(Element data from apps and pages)
○ ○ ○

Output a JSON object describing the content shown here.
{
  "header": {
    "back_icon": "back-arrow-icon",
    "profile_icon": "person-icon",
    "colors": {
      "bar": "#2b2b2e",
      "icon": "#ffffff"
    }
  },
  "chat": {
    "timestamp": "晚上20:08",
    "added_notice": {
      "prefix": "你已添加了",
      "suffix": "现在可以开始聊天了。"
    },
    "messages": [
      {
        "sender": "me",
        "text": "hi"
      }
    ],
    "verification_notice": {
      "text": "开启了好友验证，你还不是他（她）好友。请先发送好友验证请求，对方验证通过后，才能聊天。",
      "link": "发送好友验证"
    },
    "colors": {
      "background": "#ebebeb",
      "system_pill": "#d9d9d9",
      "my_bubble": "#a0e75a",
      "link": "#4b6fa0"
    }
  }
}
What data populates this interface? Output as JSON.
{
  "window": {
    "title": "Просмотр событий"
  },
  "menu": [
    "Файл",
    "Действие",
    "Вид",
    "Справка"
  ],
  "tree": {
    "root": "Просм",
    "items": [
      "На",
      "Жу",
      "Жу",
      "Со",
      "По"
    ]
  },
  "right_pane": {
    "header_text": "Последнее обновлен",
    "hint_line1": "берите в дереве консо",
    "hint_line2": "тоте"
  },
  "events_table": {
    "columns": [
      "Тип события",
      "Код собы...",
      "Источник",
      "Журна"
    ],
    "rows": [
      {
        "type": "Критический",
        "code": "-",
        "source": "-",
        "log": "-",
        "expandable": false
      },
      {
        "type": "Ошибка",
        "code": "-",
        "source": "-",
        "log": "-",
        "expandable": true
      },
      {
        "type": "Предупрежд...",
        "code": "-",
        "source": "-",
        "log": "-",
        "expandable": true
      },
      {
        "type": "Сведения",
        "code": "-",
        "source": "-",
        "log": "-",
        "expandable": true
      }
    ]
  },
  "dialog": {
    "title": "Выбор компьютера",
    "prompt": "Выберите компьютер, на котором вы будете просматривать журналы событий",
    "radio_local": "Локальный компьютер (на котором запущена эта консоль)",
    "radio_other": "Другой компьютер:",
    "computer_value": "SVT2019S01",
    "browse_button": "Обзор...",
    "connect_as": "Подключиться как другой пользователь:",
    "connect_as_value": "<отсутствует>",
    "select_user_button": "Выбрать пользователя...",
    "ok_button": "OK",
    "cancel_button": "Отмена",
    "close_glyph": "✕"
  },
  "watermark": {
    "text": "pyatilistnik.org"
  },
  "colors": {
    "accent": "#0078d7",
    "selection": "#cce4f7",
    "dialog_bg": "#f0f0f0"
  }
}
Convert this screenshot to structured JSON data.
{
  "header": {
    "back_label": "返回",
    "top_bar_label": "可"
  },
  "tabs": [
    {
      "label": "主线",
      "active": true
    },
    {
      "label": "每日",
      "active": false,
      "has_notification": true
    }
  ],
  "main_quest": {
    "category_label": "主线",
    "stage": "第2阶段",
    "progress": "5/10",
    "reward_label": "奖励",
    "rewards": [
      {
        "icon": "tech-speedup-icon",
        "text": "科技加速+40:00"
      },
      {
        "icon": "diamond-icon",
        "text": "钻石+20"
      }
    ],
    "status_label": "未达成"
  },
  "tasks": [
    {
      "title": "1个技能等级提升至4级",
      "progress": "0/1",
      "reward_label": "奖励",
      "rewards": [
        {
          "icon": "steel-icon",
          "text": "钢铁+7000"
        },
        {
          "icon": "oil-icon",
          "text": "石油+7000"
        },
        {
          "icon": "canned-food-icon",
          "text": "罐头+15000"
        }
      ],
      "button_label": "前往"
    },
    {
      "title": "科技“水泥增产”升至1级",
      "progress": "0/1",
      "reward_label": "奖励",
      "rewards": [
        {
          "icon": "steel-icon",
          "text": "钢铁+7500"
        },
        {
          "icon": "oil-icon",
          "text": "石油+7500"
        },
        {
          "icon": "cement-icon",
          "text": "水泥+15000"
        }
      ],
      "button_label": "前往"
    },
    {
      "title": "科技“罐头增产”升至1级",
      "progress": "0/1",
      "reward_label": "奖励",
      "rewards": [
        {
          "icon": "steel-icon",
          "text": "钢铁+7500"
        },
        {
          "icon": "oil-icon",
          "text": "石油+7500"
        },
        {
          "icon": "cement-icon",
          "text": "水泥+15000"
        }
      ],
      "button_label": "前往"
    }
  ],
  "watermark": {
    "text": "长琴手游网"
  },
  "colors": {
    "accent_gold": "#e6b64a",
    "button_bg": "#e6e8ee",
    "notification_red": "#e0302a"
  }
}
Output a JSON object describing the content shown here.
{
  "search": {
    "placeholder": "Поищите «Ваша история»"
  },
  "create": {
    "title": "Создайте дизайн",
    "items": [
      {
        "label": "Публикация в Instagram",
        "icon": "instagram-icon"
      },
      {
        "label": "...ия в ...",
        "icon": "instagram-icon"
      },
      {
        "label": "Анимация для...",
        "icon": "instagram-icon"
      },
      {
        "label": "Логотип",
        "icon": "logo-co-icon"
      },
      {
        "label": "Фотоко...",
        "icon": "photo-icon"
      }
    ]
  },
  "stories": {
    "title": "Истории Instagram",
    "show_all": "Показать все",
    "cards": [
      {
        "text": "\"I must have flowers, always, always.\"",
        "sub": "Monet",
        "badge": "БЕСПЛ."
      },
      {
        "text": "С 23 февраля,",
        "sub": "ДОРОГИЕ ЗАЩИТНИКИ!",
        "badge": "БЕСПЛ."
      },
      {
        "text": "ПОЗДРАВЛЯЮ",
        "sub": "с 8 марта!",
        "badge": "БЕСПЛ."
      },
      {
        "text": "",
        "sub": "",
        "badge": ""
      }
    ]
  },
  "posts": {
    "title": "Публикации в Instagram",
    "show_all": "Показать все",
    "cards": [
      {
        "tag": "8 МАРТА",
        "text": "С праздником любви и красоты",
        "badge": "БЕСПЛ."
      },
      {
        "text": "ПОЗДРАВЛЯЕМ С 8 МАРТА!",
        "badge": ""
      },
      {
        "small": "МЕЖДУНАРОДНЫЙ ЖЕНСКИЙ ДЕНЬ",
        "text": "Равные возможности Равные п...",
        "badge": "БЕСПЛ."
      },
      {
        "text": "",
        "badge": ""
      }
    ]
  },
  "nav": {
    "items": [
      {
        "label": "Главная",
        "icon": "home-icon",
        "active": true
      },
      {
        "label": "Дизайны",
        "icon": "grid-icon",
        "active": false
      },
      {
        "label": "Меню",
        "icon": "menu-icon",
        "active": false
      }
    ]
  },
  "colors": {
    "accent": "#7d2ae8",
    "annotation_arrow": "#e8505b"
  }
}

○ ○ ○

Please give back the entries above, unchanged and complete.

# OUTPUT FOR THIS EXERCISE
Output a JSON object describing the content shown here.
{
  "header": {
    "back_icon": "back-arrow-icon",
    "profile_icon": "person-icon",
    "colors": {
      "bar": "#2b2b2e",
      "icon": "#ffffff"
    }
  },
  "chat": {
    "timestamp": "晚上20:08",
    "added_notice": {
      "prefix": "你已添加了",
      "suffix": "现在可以开始聊天了。"
    },
    "messages": [
      {
        "sender": "me",
        "text": "hi"
      }
    ],
    "verification_notice": {
      "text": "开启了好友验证，你还不是他（她）好友。请先发送好友验证请求，对方验证通过后，才能聊天。",
      "link": "发送好友验证"
    },
    "colors": {
      "background": "#ebebeb",
      "system_pill": "#d9d9d9",
      "my_bubble": "#a0e75a",
      "link": "#4b6fa0"
    }
  }
}
What data populates this interface? Output as JSON.
{
  "window": {
    "title": "Просмотр событий"
  },
  "menu": [
    "Файл",
    "Действие",
    "Вид",
    "Справка"
  ],
  "tree": {
    "root": "Просм",
    "items": [
      "На",
      "Жу",
      "Жу",
      "Со",
      "По"
    ]
  },
  "right_pane": {
    "header_text": "Последнее обновлен",
    "hint_line1": "берите в дереве консо",
    "hint_line2": "тоте"
  },
  "events_table": {
    "columns": [
      "Тип события",
      "Код собы...",
      "Источник",
      "Журна"
    ],
    "rows": [
      {
        "type": "Критический",
        "code": "-",
        "source": "-",
        "log": "-",
        "expandable": false
      },
      {
        "type": "Ошибка",
        "code": "-",
        "source": "-",
        "log": "-",
        "expandable": true
      },
      {
        "type": "Предупрежд...",
        "code": "-",
        "source": "-",
        "log": "-",
        "expandable": true
      },
      {
        "type": "Сведения",
        "code": "-",
        "source": "-",
        "log": "-",
        "expandable": true
      }
    ]
  },
  "dialog": {
    "title": "Выбор компьютера",
    "prompt": "Выберите компьютер, на котором вы будете просматривать журналы событий",
    "radio_local": "Локальный компьютер (на котором запущена эта консоль)",
    "radio_other": "Другой компьютер:",
    "computer_value": "SVT2019S01",
    "browse_button": "Обзор...",
    "connect_as": "Подключиться как другой пользователь:",
    "connect_as_value": "<отсутствует>",
    "select_user_button": "Выбрать пользователя...",
    "ok_button": "OK",
    "cancel_button": "Отмена",
    "close_glyph": "✕"
  },
  "watermark": {
    "text": "pyatilistnik.org"
  },
  "colors": {
    "accent": "#0078d7",
    "selection": "#cce4f7",
    "dialog_bg": "#f0f0f0"
  }
}
Convert this screenshot to structured JSON data.
{
  "header": {
    "back_label": "返回",
    "top_bar_label": "可"
  },
  "tabs": [
    {
      "label": "主线",
      "active": true
    },
    {
      "label": "每日",
      "active": false,
      "has_notification": true
    }
  ],
  "main_quest": {
    "category_label": "主线",
    "stage": "第2阶段",
    "progress": "5/10",
    "reward_label": "奖励",
    "rewards": [
      {
        "icon": "tech-speedup-icon",
        "text": "科技加速+40:00"
      },
      {
        "icon": "diamond-icon",
        "text": "钻石+20"
      }
    ],
    "status_label": "未达成"
  },
  "tasks": [
    {
      "title": "1个技能等级提升至4级",
      "progress": "0/1",
      "reward_label": "奖励",
      "rewards": [
        {
          "icon": "steel-icon",
          "text": "钢铁+7000"
        },
        {
          "icon": "oil-icon",
          "text": "石油+7000"
        },
        {
          "icon": "canned-food-icon",
          "text": "罐头+15000"
        }
      ],
      "button_label": "前往"
    },
    {
      "title": "科技“水泥增产”升至1级",
      "progress": "0/1",
      "reward_label": "奖励",
      "rewards": [
        {
          "icon": "steel-icon",
          "text": "钢铁+7500"
        },
        {
          "icon": "oil-icon",
          "text": "石油+7500"
        },
        {
          "icon": "cement-icon",
          "text": "水泥+15000"
        }
      ],
      "button_label": "前往"
    },
    {
      "title": "科技“罐头增产”升至1级",
      "progress": "0/1",
      "reward_label": "奖励",
      "rewards": [
        {
          "icon": "steel-icon",
          "text": "钢铁+7500"
        },
        {
          "icon": "oil-icon",
          "text": "石油+7500"
        },
        {
          "icon": "cement-icon",
          "text": "水泥+15000"
        }
      ],
      "button_label": "前往"
    }
  ],
  "watermark": {
    "text": "长琴手游网"
  },
  "colors": {
    "accent_gold": "#e6b64a",
    "button_bg": "#e6e8ee",
    "notification_red": "#e0302a"
  }
}
Output a JSON object describing the content shown here.
{
  "search": {
    "placeholder": "Поищите «Ваша история»"
  },
  "create": {
    "title": "Создайте дизайн",
    "items": [
      {
        "label": "Публикация в Instagram",
        "icon": "instagram-icon"
      },
      {
        "label": "...ия в ...",
        "icon": "instagram-icon"
      },
      {
        "label": "Анимация для...",
        "icon": "instagram-icon"
      },
      {
        "label": "Логотип",
        "icon": "logo-co-icon"
      },
      {
        "label": "Фотоко...",
        "icon": "photo-icon"
      }
    ]
  },
  "stories": {
    "title": "Истории Instagram",
    "show_all": "Показать все",
    "cards": [
      {
        "text": "\"I must have flowers, always, always.\"",
        "sub": "Monet",
        "badge": "БЕСПЛ."
      },
      {
        "text": "С 23 февраля,",
        "sub": "ДОРОГИЕ ЗАЩИТНИКИ!",
        "badge": "БЕСПЛ."
      },
      {
        "text": "ПОЗДРАВЛЯЮ",
        "sub": "с 8 марта!",
        "badge": "БЕСПЛ."
      },
      {
        "text": "",
        "sub": "",
        "badge": ""
      }
    ]
  },
  "posts": {
    "title": "Публикации в Instagram",
    "show_all": "Показать все",
    "cards": [
      {
        "tag": "8 МАРТА",
        "text": "С праздником любви и красоты",
        "badge": "БЕСПЛ."
      },
      {
        "text": "ПОЗДРАВЛЯЕМ С 8 МАРТА!",
        "badge": ""
      },
      {
        "small": "МЕЖДУНАРОДНЫЙ ЖЕНСКИЙ ДЕНЬ",
        "text": "Равные возможности Равные п...",
        "badge": "БЕСПЛ."
      },
      {
        "text": "",
        "badge": ""
      }
    ]
  },
  "nav": {
    "items": [
      {
        "label": "Главная",
        "icon": "home-icon",
        "active": true
      },
      {
        "label": "Дизайны",
        "icon": "grid-icon",
        "active": false
      },
      {
        "label": "Меню",
        "icon": "menu-icon",
        "active": false
      }
    ]
  },
  "colors": {
    "accent": "#7d2ae8",
    "annotation_arrow": "#e8505b"
  }
}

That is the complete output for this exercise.